INPUT MATERIAL ->
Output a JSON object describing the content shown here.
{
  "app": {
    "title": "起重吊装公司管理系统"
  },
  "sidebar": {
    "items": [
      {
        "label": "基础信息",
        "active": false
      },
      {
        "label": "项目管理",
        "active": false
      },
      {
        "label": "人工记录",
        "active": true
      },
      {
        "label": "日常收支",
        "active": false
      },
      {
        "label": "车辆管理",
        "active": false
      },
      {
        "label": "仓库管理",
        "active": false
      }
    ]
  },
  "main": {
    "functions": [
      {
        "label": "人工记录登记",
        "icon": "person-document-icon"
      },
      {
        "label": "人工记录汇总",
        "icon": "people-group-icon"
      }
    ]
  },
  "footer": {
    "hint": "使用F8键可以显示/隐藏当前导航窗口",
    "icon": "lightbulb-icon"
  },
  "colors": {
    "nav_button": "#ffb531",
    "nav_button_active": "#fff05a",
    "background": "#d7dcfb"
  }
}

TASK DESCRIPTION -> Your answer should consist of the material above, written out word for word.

ANSWER BELOW ->
Output a JSON object describing the content shown here.
{
  "app": {
    "title": "起重吊装公司管理系统"
  },
  "sidebar": {
    "items": [
      {
        "label": "基础信息",
        "active": false
      },
      {
        "label": "项目管理",
        "active": false
      },
      {
        "label": "人工记录",
        "active": true
      },
      {
        "label": "日常收支",
        "active": false
      },
      {
        "label": "车辆管理",
        "active": false
      },
      {
        "label": "仓库管理",
        "active": false
      }
    ]
  },
  "main": {
    "functions": [
      {
        "label": "人工记录登记",
        "icon": "person-document-icon"
      },
      {
        "label": "人工记录汇总",
        "icon": "people-group-icon"
      }
    ]
  },
  "footer": {
    "hint": "使用F8键可以显示/隐藏当前导航窗口",
    "icon": "lightbulb-icon"
  },
  "colors": {
    "nav_button": "#ffb531",
    "nav_button_active": "#fff05a",
    "background": "#d7dcfb"
  }
}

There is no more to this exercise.